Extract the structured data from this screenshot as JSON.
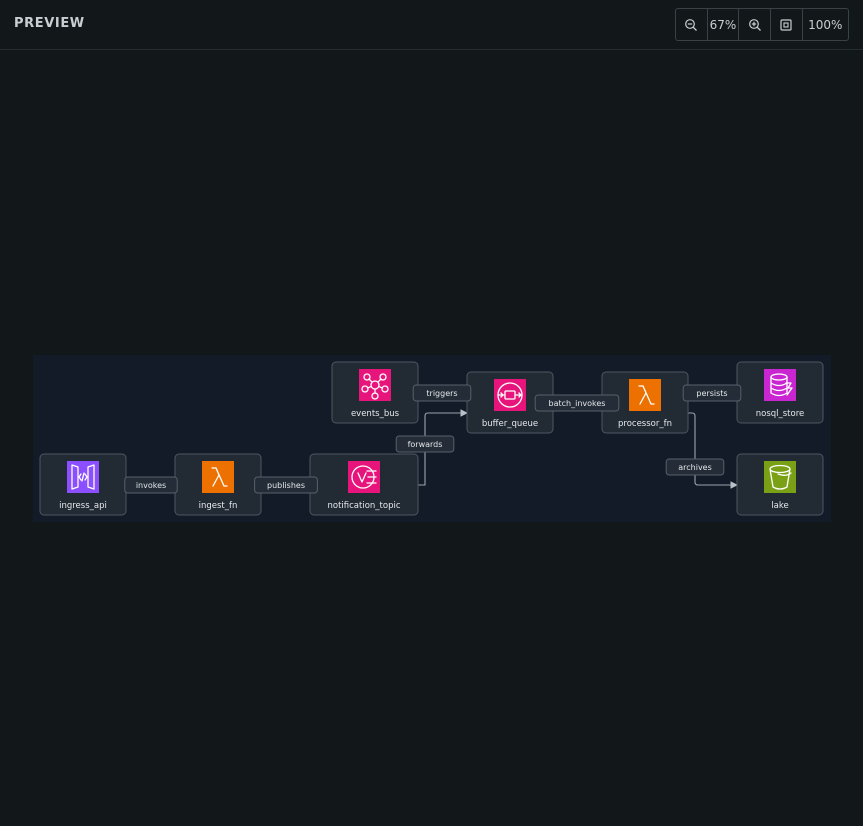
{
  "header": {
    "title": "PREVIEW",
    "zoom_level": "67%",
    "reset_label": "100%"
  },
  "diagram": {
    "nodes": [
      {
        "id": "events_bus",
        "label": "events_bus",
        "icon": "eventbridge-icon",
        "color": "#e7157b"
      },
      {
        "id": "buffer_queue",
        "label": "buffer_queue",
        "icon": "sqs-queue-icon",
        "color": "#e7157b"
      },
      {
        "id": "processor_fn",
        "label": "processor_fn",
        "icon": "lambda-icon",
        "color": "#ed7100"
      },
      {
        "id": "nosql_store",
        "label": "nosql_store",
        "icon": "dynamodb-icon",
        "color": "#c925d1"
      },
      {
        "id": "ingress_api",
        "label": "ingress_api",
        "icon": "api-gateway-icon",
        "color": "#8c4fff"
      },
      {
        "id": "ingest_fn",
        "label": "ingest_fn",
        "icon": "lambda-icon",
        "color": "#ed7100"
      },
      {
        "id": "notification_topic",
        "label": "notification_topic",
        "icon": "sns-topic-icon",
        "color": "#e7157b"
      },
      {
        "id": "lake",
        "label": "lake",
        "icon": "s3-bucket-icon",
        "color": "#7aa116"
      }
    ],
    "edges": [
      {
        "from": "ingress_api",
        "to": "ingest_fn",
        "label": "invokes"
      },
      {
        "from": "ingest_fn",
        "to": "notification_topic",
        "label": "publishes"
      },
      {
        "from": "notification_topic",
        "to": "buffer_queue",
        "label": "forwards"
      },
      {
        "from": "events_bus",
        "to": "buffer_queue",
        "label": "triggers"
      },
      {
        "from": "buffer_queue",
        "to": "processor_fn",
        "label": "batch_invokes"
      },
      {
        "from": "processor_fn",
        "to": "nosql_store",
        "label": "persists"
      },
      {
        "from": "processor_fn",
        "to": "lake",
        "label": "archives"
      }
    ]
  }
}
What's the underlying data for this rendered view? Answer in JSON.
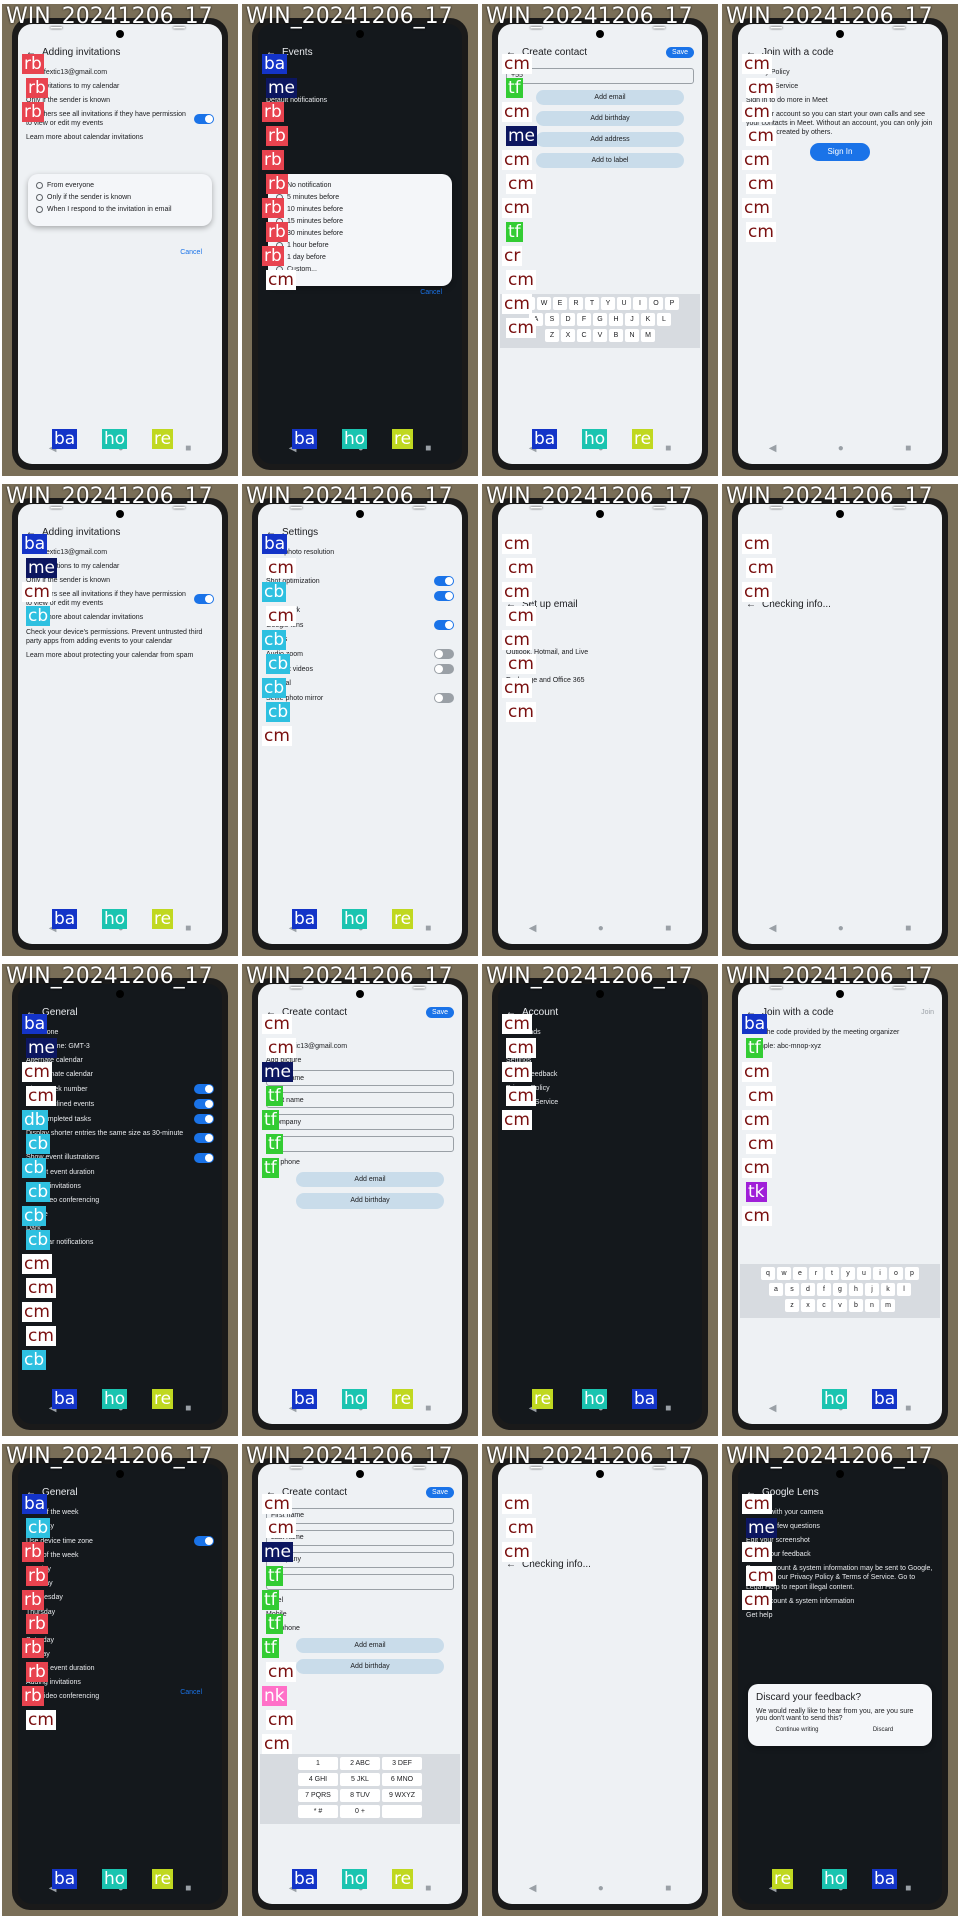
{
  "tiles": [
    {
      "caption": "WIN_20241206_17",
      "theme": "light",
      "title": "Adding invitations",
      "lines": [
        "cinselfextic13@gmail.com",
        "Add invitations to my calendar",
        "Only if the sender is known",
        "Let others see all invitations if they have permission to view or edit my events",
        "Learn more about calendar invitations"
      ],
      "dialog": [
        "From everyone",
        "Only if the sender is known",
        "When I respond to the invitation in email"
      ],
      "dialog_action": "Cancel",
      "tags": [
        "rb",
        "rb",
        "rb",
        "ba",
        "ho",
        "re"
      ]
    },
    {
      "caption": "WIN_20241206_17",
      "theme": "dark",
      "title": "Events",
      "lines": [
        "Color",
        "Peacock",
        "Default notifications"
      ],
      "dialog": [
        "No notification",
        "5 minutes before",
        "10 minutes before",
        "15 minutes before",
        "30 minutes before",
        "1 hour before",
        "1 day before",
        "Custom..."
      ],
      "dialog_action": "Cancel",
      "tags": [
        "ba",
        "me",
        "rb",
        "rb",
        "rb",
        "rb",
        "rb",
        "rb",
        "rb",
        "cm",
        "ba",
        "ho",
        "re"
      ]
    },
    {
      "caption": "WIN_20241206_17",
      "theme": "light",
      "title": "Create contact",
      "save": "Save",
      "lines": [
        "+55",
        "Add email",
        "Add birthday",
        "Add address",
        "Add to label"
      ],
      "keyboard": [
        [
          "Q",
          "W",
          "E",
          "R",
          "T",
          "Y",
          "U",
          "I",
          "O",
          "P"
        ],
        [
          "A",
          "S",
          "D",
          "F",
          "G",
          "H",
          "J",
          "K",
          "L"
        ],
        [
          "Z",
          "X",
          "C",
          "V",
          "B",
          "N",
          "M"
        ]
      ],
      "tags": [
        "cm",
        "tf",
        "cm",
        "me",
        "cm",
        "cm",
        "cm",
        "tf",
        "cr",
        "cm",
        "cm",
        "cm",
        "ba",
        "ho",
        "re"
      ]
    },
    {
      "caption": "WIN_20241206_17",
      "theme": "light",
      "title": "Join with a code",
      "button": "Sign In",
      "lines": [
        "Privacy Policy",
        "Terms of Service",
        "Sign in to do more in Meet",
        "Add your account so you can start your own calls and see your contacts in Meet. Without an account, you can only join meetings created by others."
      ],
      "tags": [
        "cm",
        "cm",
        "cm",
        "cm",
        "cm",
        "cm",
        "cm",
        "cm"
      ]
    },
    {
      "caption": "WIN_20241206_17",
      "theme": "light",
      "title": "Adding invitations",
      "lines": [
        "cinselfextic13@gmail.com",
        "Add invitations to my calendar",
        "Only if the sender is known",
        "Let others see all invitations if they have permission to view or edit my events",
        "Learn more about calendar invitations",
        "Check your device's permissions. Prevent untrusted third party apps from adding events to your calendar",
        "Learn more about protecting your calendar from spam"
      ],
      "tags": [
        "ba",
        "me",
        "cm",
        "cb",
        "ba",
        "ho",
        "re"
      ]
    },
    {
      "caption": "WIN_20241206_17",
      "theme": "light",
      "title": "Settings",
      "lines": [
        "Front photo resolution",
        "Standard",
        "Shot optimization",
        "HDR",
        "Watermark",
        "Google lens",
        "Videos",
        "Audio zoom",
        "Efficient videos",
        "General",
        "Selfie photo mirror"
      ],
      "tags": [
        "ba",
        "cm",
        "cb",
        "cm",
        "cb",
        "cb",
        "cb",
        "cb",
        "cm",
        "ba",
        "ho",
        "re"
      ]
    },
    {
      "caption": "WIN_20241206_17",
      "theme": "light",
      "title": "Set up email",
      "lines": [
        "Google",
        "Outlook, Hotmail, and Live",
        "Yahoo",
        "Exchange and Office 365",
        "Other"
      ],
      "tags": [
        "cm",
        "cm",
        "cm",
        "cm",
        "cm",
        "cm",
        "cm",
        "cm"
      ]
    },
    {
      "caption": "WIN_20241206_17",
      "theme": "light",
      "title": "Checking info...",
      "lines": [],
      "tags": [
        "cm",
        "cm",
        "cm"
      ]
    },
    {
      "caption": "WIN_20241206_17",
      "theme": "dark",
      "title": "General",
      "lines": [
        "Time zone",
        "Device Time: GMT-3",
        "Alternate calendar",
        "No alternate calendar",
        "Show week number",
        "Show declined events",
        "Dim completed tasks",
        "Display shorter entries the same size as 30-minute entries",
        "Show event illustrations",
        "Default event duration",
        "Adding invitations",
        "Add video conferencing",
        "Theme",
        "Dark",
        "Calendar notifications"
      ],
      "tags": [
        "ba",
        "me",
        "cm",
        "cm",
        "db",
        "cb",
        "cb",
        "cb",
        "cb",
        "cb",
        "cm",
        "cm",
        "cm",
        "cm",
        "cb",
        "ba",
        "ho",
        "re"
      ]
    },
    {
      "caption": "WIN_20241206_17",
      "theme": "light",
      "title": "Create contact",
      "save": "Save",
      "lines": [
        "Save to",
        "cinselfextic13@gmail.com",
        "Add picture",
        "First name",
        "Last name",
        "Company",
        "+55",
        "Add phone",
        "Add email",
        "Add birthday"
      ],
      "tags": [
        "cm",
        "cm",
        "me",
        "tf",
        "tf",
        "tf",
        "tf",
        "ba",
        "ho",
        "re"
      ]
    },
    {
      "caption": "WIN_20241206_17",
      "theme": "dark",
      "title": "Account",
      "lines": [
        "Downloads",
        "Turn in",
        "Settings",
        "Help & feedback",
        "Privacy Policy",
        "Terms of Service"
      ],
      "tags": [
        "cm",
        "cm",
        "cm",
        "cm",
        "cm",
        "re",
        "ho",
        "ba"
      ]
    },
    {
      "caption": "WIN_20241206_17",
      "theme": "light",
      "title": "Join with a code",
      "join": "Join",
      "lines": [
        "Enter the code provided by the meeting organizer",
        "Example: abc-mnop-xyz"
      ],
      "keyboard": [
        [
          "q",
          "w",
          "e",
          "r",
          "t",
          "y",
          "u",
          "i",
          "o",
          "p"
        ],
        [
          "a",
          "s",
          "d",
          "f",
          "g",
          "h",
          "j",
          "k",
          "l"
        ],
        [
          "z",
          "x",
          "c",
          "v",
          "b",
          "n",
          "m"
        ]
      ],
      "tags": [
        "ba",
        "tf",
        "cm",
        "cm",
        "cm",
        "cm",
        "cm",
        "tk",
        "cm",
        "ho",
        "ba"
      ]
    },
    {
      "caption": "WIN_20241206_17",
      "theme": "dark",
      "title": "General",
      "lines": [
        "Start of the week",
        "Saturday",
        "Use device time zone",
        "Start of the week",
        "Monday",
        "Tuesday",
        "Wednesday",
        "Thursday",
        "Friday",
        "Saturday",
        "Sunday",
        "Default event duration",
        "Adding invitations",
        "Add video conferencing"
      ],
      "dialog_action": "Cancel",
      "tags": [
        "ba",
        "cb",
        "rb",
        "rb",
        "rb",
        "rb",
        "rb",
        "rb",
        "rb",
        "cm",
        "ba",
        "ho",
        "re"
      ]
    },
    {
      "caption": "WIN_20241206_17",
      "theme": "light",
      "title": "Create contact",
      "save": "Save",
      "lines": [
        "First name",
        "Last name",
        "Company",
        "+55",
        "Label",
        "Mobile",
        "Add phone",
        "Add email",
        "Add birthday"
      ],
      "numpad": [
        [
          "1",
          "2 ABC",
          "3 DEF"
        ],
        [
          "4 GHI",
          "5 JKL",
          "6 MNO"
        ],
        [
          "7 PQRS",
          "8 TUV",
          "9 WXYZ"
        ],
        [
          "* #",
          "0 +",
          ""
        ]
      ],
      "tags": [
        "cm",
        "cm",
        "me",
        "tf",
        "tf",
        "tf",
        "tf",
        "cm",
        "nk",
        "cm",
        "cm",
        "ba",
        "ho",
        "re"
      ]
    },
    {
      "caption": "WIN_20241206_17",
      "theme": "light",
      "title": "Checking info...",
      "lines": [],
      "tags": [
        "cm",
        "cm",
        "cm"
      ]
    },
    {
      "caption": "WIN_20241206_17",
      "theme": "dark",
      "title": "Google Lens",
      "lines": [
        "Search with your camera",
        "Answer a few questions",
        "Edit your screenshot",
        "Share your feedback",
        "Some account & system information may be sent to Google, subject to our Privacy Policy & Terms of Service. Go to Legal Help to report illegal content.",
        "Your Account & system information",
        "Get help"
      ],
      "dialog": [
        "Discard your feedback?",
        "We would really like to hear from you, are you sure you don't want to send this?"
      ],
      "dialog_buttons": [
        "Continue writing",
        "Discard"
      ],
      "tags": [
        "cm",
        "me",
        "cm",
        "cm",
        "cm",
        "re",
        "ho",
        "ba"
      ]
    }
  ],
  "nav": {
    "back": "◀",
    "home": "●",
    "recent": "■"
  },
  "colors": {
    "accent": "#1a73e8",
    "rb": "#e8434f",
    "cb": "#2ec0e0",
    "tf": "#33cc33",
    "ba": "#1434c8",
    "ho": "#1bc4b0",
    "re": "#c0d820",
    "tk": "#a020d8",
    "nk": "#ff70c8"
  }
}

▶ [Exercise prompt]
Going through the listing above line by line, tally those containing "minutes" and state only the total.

▶ [Response to this task]
4